Andy Warhole

Andy Warhol (1928–1987) was a leading figure in the Pop Art movement and one of the most influential artists of the 20th century. Born in Pittsburgh, Pennsylvania, to Slovakian immigrant parents, Warhol showed an early talent for art, later attending the Carnegie Institute of Technology.

Warhol’s career launched in the 1950s as a commercial artist in New York City, but it was in the 1960s when his distinctive style, embodying the rise of consumer culture, brought him international fame. Warhol’s iconic works, such as his Campbell’s Soup Cans and portraits of Marilyn Monroe, challenge the line between fine and commercial art.

His exploration of a range of media, including painting, silkscreening, photography, film, and sculpture, is notable. He also founded the influential “The Factory”, his studio and social hub, where artists, intellectuals, and celebrities gathered.

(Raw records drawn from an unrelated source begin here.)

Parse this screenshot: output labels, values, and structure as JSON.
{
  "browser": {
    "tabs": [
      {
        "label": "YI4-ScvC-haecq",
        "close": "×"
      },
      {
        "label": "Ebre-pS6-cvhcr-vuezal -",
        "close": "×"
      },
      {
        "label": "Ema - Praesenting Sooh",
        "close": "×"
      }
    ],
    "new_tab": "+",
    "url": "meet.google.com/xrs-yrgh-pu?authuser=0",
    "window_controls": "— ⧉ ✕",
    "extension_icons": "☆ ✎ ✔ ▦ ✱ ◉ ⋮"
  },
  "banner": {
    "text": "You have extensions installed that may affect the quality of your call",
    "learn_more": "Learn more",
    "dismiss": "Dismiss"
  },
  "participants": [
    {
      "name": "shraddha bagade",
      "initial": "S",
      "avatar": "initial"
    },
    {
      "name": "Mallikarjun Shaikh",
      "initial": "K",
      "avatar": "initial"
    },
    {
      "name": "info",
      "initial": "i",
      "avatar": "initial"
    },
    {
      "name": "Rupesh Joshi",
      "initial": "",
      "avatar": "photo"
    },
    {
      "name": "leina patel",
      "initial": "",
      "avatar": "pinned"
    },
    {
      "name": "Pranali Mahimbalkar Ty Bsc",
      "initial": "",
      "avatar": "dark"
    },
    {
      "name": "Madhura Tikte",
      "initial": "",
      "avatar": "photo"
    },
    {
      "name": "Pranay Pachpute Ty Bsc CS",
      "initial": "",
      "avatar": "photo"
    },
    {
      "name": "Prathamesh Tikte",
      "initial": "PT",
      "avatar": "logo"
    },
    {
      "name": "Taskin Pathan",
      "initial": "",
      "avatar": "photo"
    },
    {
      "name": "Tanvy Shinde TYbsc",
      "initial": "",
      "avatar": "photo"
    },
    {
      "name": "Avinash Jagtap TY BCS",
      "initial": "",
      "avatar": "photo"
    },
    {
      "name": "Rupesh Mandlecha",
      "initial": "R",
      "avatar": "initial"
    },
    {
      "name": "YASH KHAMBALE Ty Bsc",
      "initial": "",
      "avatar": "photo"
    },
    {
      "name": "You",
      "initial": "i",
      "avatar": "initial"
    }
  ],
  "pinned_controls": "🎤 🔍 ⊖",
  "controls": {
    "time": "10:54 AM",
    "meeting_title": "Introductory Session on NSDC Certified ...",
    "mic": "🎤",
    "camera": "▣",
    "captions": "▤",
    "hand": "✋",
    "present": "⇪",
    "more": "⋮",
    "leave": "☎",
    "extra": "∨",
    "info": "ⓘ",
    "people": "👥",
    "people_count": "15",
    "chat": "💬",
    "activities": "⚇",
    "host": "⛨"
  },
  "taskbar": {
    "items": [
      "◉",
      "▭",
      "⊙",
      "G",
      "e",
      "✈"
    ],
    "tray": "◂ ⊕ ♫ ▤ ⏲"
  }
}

Warhol’s art provoked contemplation on the nature of fame, media, and modern life. His work, often seen as both a critique and celebration of consumer culture, continues to inspire and influence contemporary art and culture. Despite his untimely death in 1987, Warhol’s legacy persists in the vibrant, often contradictory intersections of art, culture, and commerce.